Work order:
Work through the material beneath and count the lines that include "icon"; the answer is that number alone.

Excerpted data:
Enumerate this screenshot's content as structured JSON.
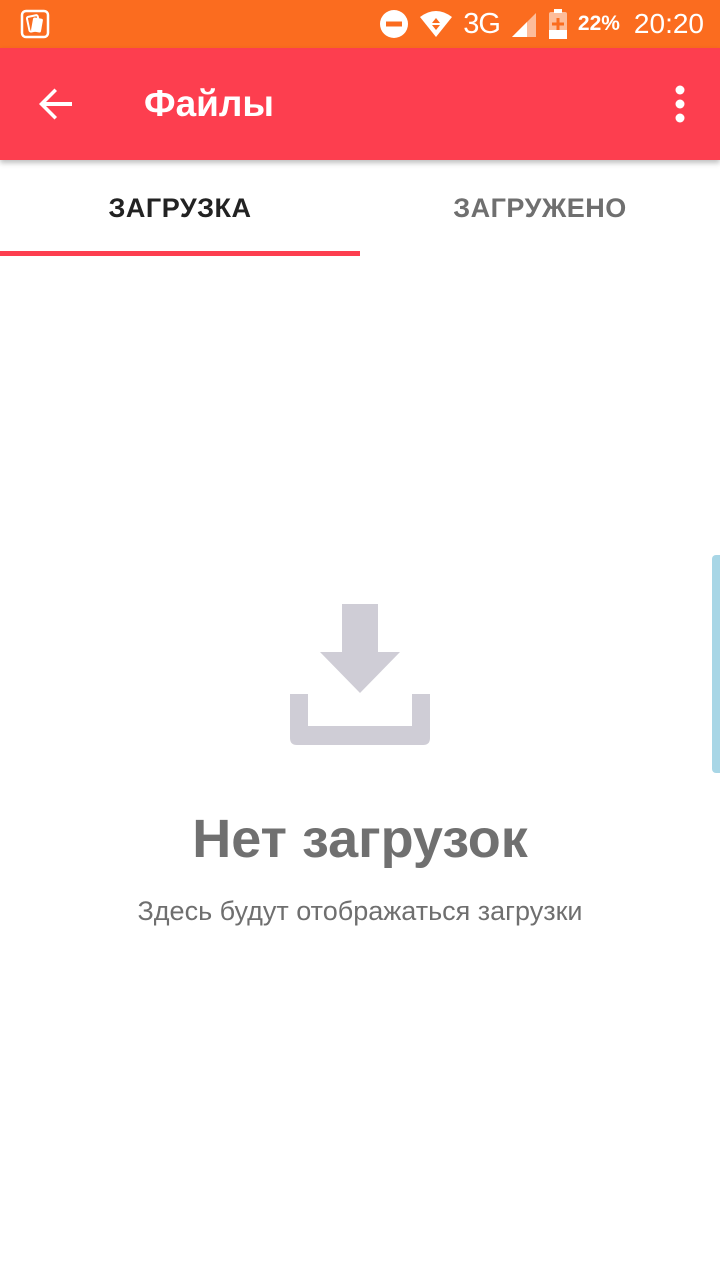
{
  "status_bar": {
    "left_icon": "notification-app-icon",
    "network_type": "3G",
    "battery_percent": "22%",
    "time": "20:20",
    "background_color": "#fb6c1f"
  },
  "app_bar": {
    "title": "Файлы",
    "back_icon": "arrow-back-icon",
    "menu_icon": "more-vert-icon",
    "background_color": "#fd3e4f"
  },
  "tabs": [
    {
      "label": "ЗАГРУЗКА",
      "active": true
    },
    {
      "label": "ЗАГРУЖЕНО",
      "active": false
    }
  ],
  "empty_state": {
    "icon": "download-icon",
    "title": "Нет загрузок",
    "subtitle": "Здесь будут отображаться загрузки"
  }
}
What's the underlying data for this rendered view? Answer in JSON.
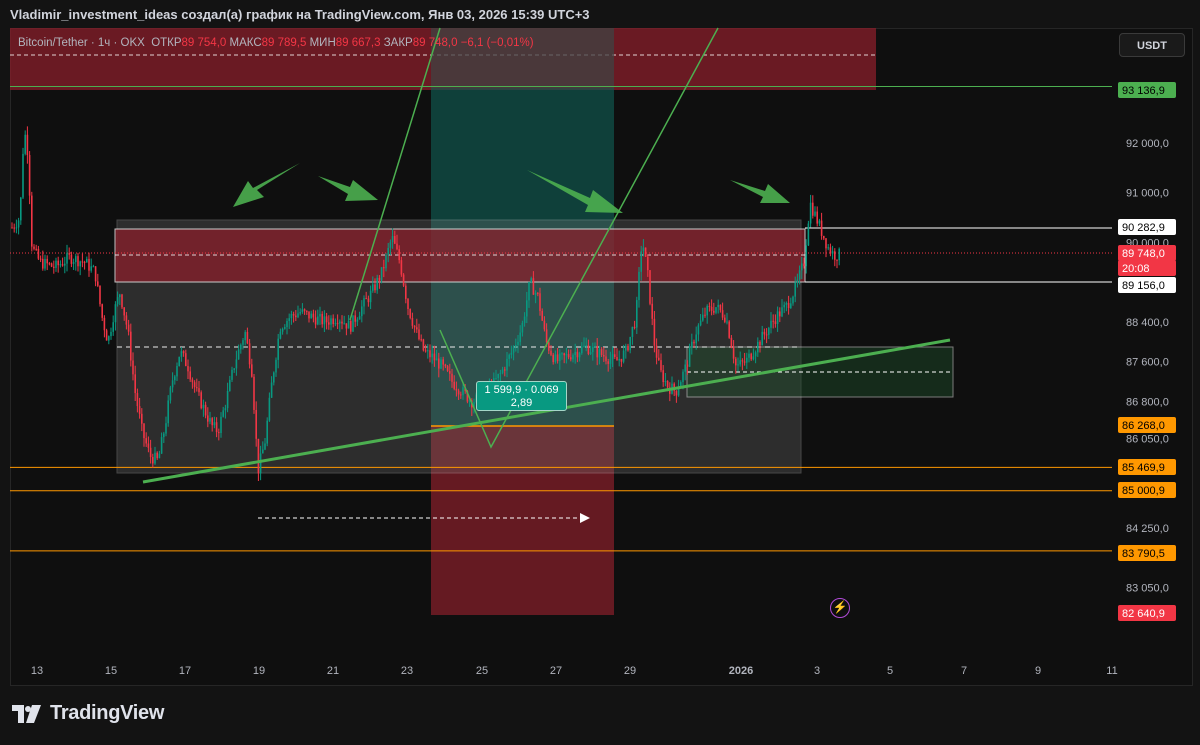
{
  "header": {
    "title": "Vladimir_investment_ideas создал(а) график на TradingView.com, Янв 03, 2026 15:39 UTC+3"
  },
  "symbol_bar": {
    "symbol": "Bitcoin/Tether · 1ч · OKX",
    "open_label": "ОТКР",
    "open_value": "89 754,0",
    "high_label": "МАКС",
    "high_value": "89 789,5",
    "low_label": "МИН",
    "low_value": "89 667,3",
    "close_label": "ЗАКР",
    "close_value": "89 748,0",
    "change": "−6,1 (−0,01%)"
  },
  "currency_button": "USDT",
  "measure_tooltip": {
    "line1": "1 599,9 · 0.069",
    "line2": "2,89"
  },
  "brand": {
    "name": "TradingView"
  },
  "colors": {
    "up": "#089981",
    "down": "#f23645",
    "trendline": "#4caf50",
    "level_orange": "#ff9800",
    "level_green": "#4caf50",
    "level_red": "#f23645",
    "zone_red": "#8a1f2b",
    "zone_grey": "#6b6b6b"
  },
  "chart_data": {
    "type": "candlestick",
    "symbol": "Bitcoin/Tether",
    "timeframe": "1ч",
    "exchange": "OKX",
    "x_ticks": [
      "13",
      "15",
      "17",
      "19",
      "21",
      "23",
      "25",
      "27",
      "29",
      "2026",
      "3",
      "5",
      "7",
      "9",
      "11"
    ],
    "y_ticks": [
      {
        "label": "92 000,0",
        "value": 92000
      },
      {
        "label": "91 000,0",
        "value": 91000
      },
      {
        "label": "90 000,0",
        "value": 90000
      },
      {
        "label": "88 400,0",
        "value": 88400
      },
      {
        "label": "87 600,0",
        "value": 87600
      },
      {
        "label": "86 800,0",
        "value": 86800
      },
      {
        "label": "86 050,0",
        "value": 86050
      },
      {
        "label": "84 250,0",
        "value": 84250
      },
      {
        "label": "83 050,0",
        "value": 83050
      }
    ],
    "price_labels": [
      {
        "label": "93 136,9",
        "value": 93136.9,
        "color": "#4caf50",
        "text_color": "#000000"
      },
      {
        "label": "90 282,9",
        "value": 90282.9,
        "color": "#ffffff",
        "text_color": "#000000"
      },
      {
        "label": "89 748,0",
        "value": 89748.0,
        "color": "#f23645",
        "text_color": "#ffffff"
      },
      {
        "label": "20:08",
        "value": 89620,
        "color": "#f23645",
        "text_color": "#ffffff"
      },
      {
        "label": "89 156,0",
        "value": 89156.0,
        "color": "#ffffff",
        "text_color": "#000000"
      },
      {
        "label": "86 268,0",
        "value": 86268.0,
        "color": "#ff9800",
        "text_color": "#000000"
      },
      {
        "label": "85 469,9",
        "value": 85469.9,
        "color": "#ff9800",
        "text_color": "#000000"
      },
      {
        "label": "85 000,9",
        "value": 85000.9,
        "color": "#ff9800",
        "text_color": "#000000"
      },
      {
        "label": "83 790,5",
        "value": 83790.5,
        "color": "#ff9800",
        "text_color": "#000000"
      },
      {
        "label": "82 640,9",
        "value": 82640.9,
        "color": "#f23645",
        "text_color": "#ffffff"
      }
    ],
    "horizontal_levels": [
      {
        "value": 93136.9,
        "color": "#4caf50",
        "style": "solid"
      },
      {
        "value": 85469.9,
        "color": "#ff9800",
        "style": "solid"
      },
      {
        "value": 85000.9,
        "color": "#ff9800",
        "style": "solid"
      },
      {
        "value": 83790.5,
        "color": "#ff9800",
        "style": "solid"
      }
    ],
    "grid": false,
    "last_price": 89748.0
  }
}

Response area:
4